A handful of companies are preparing to launch tourists high into the stratosphere aboard luxury balloons attached to pressurized capsules. Complete with bathrooms, bars, and built-in Wi-Fi, these conveyances are cheaper than traveling by spaceship, not to mention more accessible to passengers of a variety of ages and physical abilities. Plus, instead of a wild, 10-minute ride on a supersonic rocket, with about two minutes of floating time, the balloon trip is more akin to a gentle journey upwards at about 11 mph, with hours to relish views of the planet.
Tour operators say the six-hour round trips ranging from 15 to 20 miles into the stratosphere will provide passengers with views of the curvature of the Earth, the thin blue line of the atmosphere, and the vast blackness of the sky above.

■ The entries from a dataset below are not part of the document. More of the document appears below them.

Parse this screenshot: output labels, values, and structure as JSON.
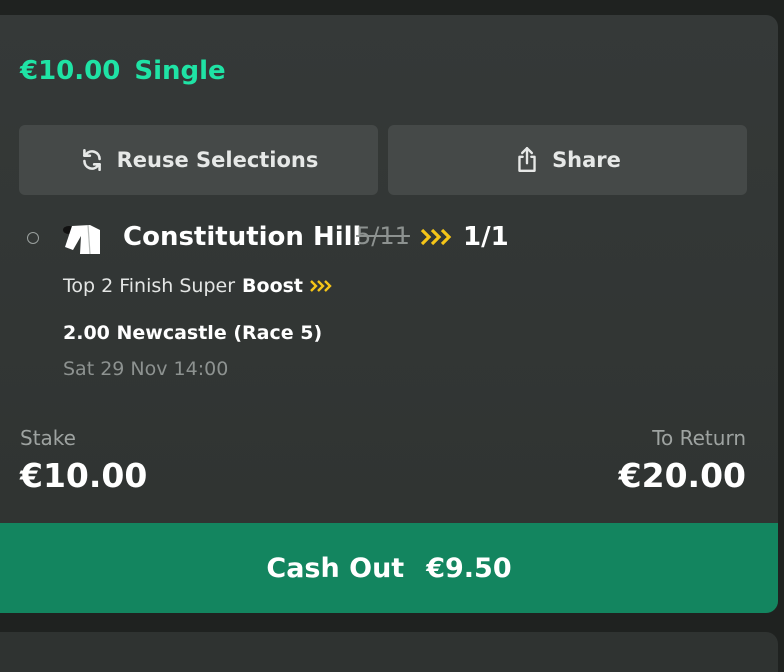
{
  "bet": {
    "stake_header": "€10.00",
    "type": "Single"
  },
  "actions": {
    "reuse_label": "Reuse Selections",
    "share_label": "Share"
  },
  "selection": {
    "name": "Constitution Hill",
    "old_odds": "5/11",
    "new_odds": "1/1",
    "market_prefix": "Top 2 Finish Super",
    "market_boost": "Boost",
    "event": "2.00 Newcastle (Race 5)",
    "datetime": "Sat 29 Nov 14:00"
  },
  "summary": {
    "stake_label": "Stake",
    "stake_value": "€10.00",
    "return_label": "To Return",
    "return_value": "€20.00"
  },
  "cashout": {
    "label": "Cash Out",
    "value": "€9.50"
  },
  "colors": {
    "accent": "#1fe3a5",
    "cashout": "#13855f",
    "boost": "#f5c518"
  }
}
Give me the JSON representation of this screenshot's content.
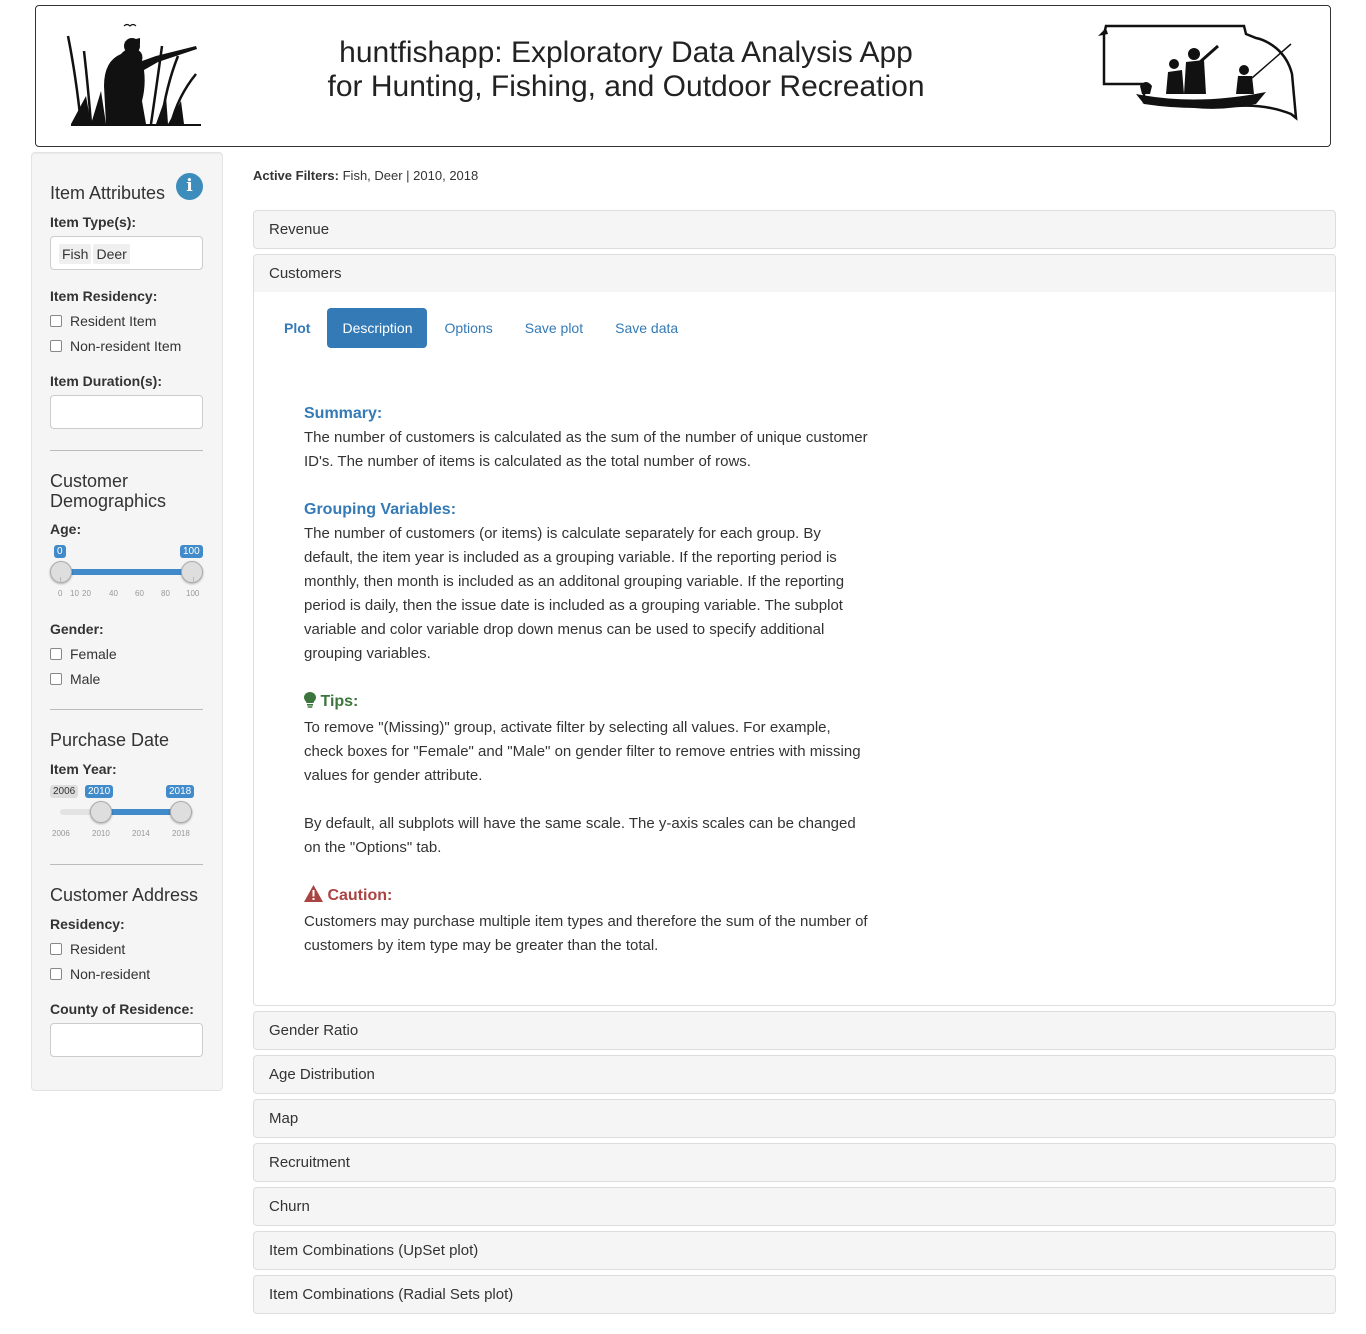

French outfit Zephalto is slated to launch the first European-based consumer flight in late 2024. Starting at $132,000 per person, the trip aboard the six-passenger Céleste will include Michelin-starred cuisine and a well-considered wine list. The capsule, designed by Joseph Dirand, the French designer responsible for the Balmain and Givenchy stores in Paris, will also hold two pilots.
Zephalto founder and aerospace engineer Vincent Farret d’Astiès says the company chose the 15.5-mile altitude “because you are in the darkness of space but without the zero-gravity experience.”
The company has completed three test flights and plans to reach the 15.5-mile mark later this year. Zephalto’s balloon will be certified by the European Aviation Safety Agency (EASA) as a commercial airliner.
Zephalto, which is eventually planning on ramping up to 60 flights a year, is not the only operator aiming to offer a luxury experience in the stratosphere.
Based at the Kennedy Space Center in Cape Canaveral, Florida, Space Perspective plans to offer $125,000 trips 20 miles above Earth aboard its eight-passenger Neptune space balloon starting late next year. The journey launches from a vessel called the MS Voyager and splashes down nearby before being towed by two retrieval boats.
The sea-based landing allows Space Perspective to scale its operations around the world, with what the company hopes will be hundreds of launches annually. It says more than 1,200 tickets have been sold so far and that passengers won’t need training or special attire.
“It’s imperative we think about our business with a global mindset,” Space Perspective cofounder and CEO Jane Poynter tells Robb Report. “Removing geographic borders for launch and landing accelerates our mission of making this transformative experience more accessible to the world and international marketplace.”
World View, based in Tucson, Ariz., is packaging $50,000 trips aboard its space balloon with five-day excursions that depart from one of seven “world-wonder” sites, including the Amazon rainforest, the pyramids at Giza, the Grand Canyon, the Great Barrier Reef, and the Great Wall of China.
The company’s 14-million-cubic-foot, helium-filled balloon rises to an altitude of roughly 20 miles. The gentle ride opens space to a broader age range and set of physical abilities, according to CEO Ryan Hartman.
Though the balloons will travel roughly three times higher than a typical commercial airliner, they will remain well below the Kármán Line, the conventional boundary between Earth’s atmosphere and outer space 62 miles above sea level. However, that’s high enough to produce the “overview effect,” the phenomenon of awe and emotional overwhelm that astronauts report when seeing the Earth from space.
Zephalto will offer customers the chance to speak with a psychologist before and after the flight.
“You need psychological preparation,” Farret d’Astiès says. “Seeing Earth in the darkness is an experience that can be emotional.”